‘We need to be a labor movement that stands by our friends, punishes its enemies and challenges those who, well, can’t seem to decide which side they’re on,’ said Richard Trumka, currently the AFL-CIO’s secretary-treasurer when he spoke at the liberal think tank the Center for American Progress. It seems odd that Mr. Trumka and the unions would support policies that, as a practical matter, discriminate against low income union workers in medium and larger size companies.
Unions are supportive of the House health care reform bill , even though as a practical matter the bills discriminate against union workers. If you want to focus on health insurance, union workers have done very well. According to the Employee Benefit Research Institute, in 2003, overall, 95.4 percent of union workers had employment-based health benefits, compared with 77.8 percent of nonunion workers. Only 2.5 percent of union workers were uninsured in September 2003, compared with 15 percent of nonunion workers. So good for them. Union workers, by and large, are not passing off costs to other Americans by being uninsured. I elaborate on these points in the related blogs below
Most All Working Union Brothers and Sisters are not Eligible for Subsidies under the House and Senate Bills
The House and Senate Bills Create Pressure for Outsourcing and Reduction in Lower Wage Positions in Larger Employers

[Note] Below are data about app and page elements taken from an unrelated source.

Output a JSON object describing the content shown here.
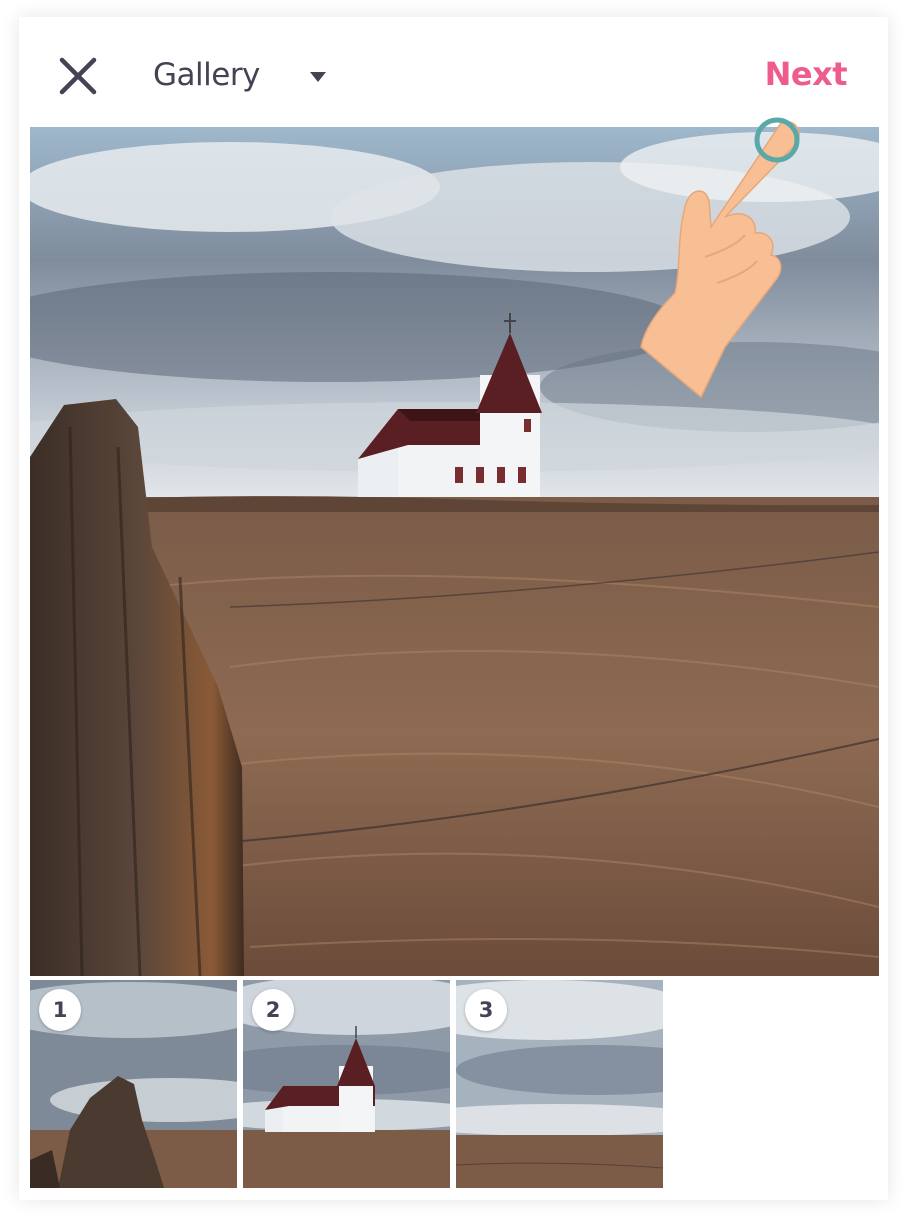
{
  "header": {
    "close_icon": "close-icon",
    "title": "Gallery",
    "dropdown_icon": "caret-down-icon",
    "next_label": "Next"
  },
  "colors": {
    "accent": "#ee5c8e",
    "text": "#434354",
    "tap_ring": "#5aa8a8"
  },
  "thumbnails": [
    {
      "number": "1"
    },
    {
      "number": "2"
    },
    {
      "number": "3"
    }
  ],
  "overlay": {
    "hand_icon": "pointing-hand-icon",
    "tap_indicator": "tap-ring"
  }
}
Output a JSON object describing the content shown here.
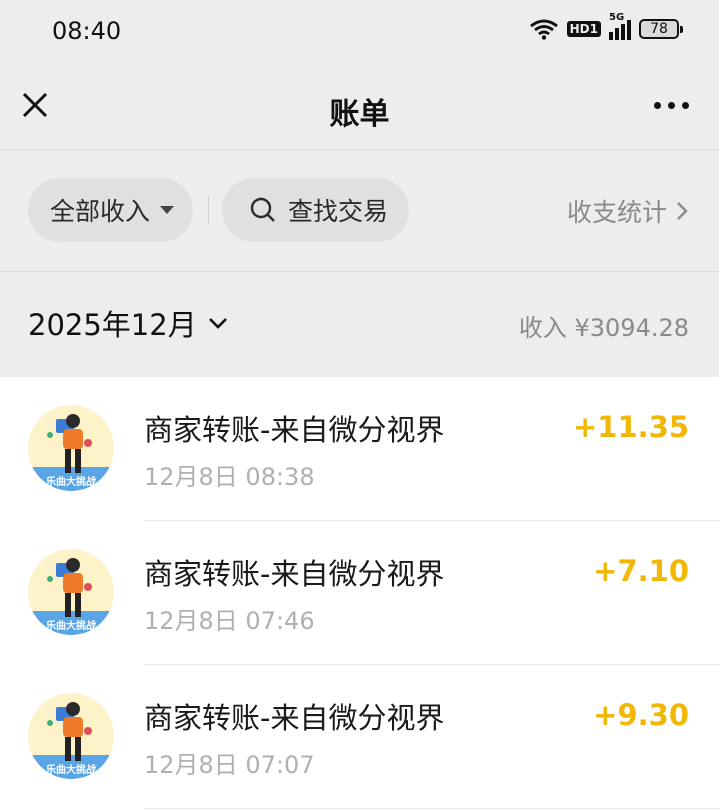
{
  "status_bar": {
    "time": "08:40",
    "hd_label": "HD1",
    "network_label": "5G",
    "battery": "78"
  },
  "nav": {
    "title": "账单",
    "close_icon": "close-icon",
    "more_icon": "more-icon"
  },
  "filters": {
    "income_filter_label": "全部收入",
    "search_label": "查找交易",
    "stats_label": "收支统计"
  },
  "month_bar": {
    "month_label": "2025年12月",
    "summary_label": "收入",
    "summary_amount": "¥3094.28"
  },
  "transactions": [
    {
      "title": "商家转账-来自微分视界",
      "date": "12月8日 08:38",
      "amount": "+11.35",
      "avatar_text": "乐曲大挑战"
    },
    {
      "title": "商家转账-来自微分视界",
      "date": "12月8日 07:46",
      "amount": "+7.10",
      "avatar_text": "乐曲大挑战"
    },
    {
      "title": "商家转账-来自微分视界",
      "date": "12月8日 07:07",
      "amount": "+9.30",
      "avatar_text": "乐曲大挑战"
    }
  ],
  "colors": {
    "background": "#ededed",
    "list_background": "#ffffff",
    "amount": "#f2b705",
    "secondary_text": "#8a8a8a"
  }
}
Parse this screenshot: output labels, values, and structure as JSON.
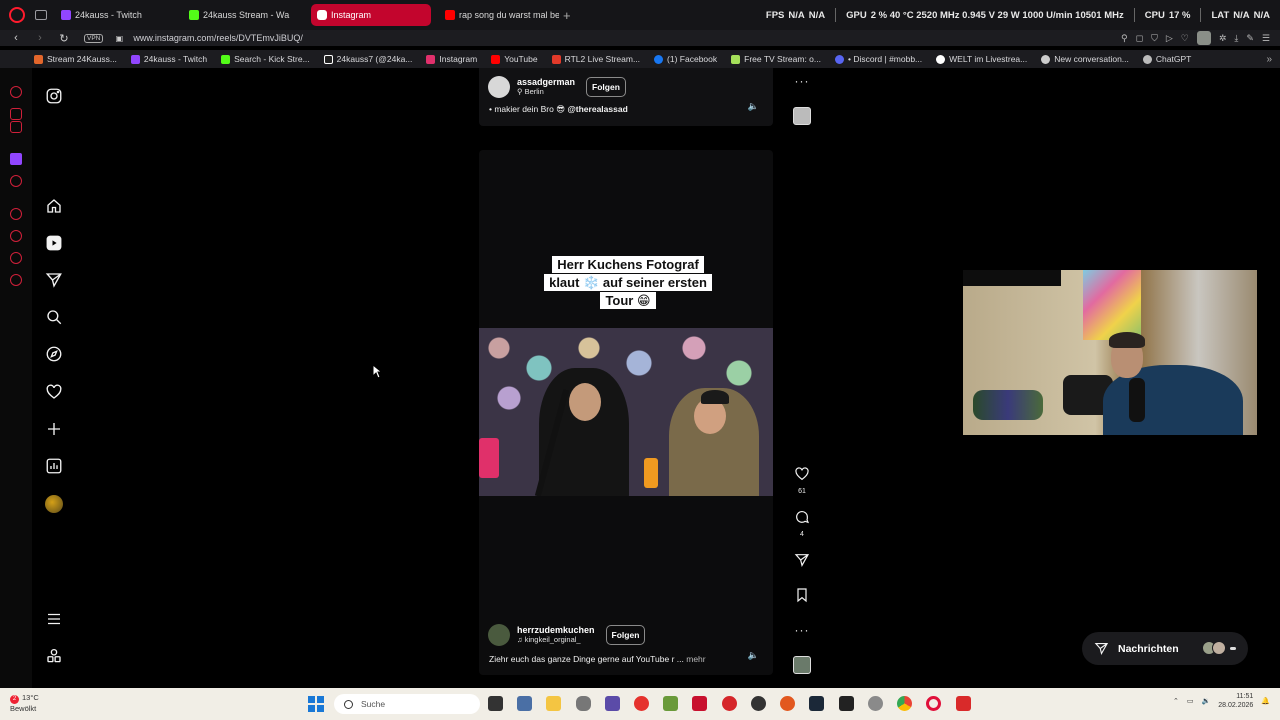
{
  "browser": {
    "tabs": [
      {
        "label": "24kauss - Twitch",
        "icon": "twitch-icon",
        "color": "#9146ff"
      },
      {
        "label": "24kauss Stream - Wa",
        "icon": "kick-icon",
        "color": "#53fc18"
      },
      {
        "label": "Instagram",
        "icon": "instagram-icon",
        "color": "#e1306c",
        "active": true
      },
      {
        "label": "rap song du warst mal bei",
        "icon": "youtube-icon",
        "color": "#ff0000"
      }
    ],
    "hud": {
      "fps_label": "FPS",
      "fps_value": "N/A",
      "fps_value2": "N/A",
      "gpu_label": "GPU",
      "gpu_stats": "2 %  40 °C  2520 MHz  0.945 V  29 W  1000 U/min  10501 MHz",
      "cpu_label": "CPU",
      "cpu_stats": "17 %",
      "lat_label": "LAT",
      "lat_value": "N/A",
      "lat_value2": "N/A"
    },
    "address": {
      "vpn": "VPN",
      "url": "www.instagram.com/reels/DVTEmvJiBUQ/"
    },
    "bookmarks": [
      {
        "label": "Stream 24Kauss...",
        "color": "#e2662b"
      },
      {
        "label": "24kauss - Twitch",
        "color": "#9146ff"
      },
      {
        "label": "Search - Kick Stre...",
        "color": "#53fc18"
      },
      {
        "label": "24kauss7 (@24ka...",
        "color": "#ffffff"
      },
      {
        "label": "Instagram",
        "color": "#e1306c"
      },
      {
        "label": "YouTube",
        "color": "#ff0000"
      },
      {
        "label": "RTL2 Live Stream...",
        "color": "#e23a2a"
      },
      {
        "label": "(1) Facebook",
        "color": "#1877f2"
      },
      {
        "label": "Free TV Stream: o...",
        "color": "#a5e05a"
      },
      {
        "label": "• Discord | #mobb...",
        "color": "#5865f2"
      },
      {
        "label": "WELT im Livestrea...",
        "color": "#ffffff"
      },
      {
        "label": "New conversation...",
        "color": "#cccccc"
      },
      {
        "label": "ChatGPT",
        "color": "#bbbbbb"
      }
    ]
  },
  "reel_top": {
    "username": "assadgerman",
    "location": "Berlin",
    "follow": "Folgen",
    "caption_prefix": "• makier dein Bro",
    "caption_emoji": "😎",
    "caption_handle": "@therealassad"
  },
  "reel": {
    "overlay_line1": "Herr Kuchens Fotograf",
    "overlay_line2": "klaut ❄️ auf seiner ersten",
    "overlay_line3": "Tour 😁",
    "username": "herrzudemkuchen",
    "audio": "kingkeil_orginal_",
    "follow": "Folgen",
    "caption": "Ziehr euch das ganze Dinge gerne auf YouTube r ...",
    "more": "mehr",
    "likes": "61",
    "comments": "4"
  },
  "messages": {
    "label": "Nachrichten"
  },
  "taskbar": {
    "weather_temp": "13°C",
    "weather_desc": "Bewölkt",
    "weather_badge": "2",
    "search": "Suche",
    "time": "11:51",
    "date": "28.02.2026"
  }
}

Just to be clear, those employees, even if low income, will not be eligible under the House and Senate bills for the individual affordability credit. Union leaders are fighting to have government subsidize non-union workers, but provide nothing for union workers. Is it just a brilliant piece of selflessness?
Unions support legislation that will promoting outsourcing to non-union workers. Is it just a brilliant piece of selflessness?
Now comes the Baucus bill with its excise tax on employer-sponsored high value plans. Many of these plans are union plans. There are also new taxes on health sector entities that will be passed on to union workers in private plans. More bad provisions for union workers. At some point the substantive negative impact on union workers would need to outweigh the political affiliation of their leadership. But that will only happen when the substance is understood by union workers. And Richard Trumka and the union leadership do not appear intent on educating them.